(DATA SECTION begins)

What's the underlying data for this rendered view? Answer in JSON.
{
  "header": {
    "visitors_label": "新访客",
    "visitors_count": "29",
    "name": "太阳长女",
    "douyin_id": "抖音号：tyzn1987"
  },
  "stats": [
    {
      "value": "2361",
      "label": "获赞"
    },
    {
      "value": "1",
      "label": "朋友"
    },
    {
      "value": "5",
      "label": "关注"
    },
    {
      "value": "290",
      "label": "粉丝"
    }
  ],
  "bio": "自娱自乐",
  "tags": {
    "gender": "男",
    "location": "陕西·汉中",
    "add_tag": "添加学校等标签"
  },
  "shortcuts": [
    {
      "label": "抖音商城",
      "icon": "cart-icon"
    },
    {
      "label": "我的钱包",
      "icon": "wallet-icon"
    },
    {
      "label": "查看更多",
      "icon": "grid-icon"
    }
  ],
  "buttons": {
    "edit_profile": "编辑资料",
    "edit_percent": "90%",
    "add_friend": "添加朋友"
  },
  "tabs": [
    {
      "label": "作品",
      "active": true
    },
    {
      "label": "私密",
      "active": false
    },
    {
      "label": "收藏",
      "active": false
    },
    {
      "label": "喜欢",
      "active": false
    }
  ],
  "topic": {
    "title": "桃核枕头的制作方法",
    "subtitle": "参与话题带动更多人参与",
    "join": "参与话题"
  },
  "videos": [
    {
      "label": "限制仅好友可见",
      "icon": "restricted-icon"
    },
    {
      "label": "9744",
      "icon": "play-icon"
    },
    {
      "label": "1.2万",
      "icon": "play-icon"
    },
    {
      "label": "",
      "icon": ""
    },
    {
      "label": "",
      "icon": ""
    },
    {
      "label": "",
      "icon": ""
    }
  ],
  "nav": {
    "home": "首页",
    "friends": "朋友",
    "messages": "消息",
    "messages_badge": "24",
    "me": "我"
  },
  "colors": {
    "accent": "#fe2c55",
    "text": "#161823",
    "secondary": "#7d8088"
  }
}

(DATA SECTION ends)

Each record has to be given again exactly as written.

What's the underlying data for this rendered view? Answer in JSON.
{
  "header": {
    "visitors_label": "新访客",
    "visitors_count": "29",
    "name": "太阳长女",
    "douyin_id": "抖音号：tyzn1987"
  },
  "stats": [
    {
      "value": "2361",
      "label": "获赞"
    },
    {
      "value": "1",
      "label": "朋友"
    },
    {
      "value": "5",
      "label": "关注"
    },
    {
      "value": "290",
      "label": "粉丝"
    }
  ],
  "bio": "自娱自乐",
  "tags": {
    "gender": "男",
    "location": "陕西·汉中",
    "add_tag": "添加学校等标签"
  },
  "shortcuts": [
    {
      "label": "抖音商城",
      "icon": "cart-icon"
    },
    {
      "label": "我的钱包",
      "icon": "wallet-icon"
    },
    {
      "label": "查看更多",
      "icon": "grid-icon"
    }
  ],
  "buttons": {
    "edit_profile": "编辑资料",
    "edit_percent": "90%",
    "add_friend": "添加朋友"
  },
  "tabs": [
    {
      "label": "作品",
      "active": true
    },
    {
      "label": "私密",
      "active": false
    },
    {
      "label": "收藏",
      "active": false
    },
    {
      "label": "喜欢",
      "active": false
    }
  ],
  "topic": {
    "title": "桃核枕头的制作方法",
    "subtitle": "参与话题带动更多人参与",
    "join": "参与话题"
  },
  "videos": [
    {
      "label": "限制仅好友可见",
      "icon": "restricted-icon"
    },
    {
      "label": "9744",
      "icon": "play-icon"
    },
    {
      "label": "1.2万",
      "icon": "play-icon"
    },
    {
      "label": "",
      "icon": ""
    },
    {
      "label": "",
      "icon": ""
    },
    {
      "label": "",
      "icon": ""
    }
  ],
  "nav": {
    "home": "首页",
    "friends": "朋友",
    "messages": "消息",
    "messages_badge": "24",
    "me": "我"
  },
  "colors": {
    "accent": "#fe2c55",
    "text": "#161823",
    "secondary": "#7d8088"
  }
}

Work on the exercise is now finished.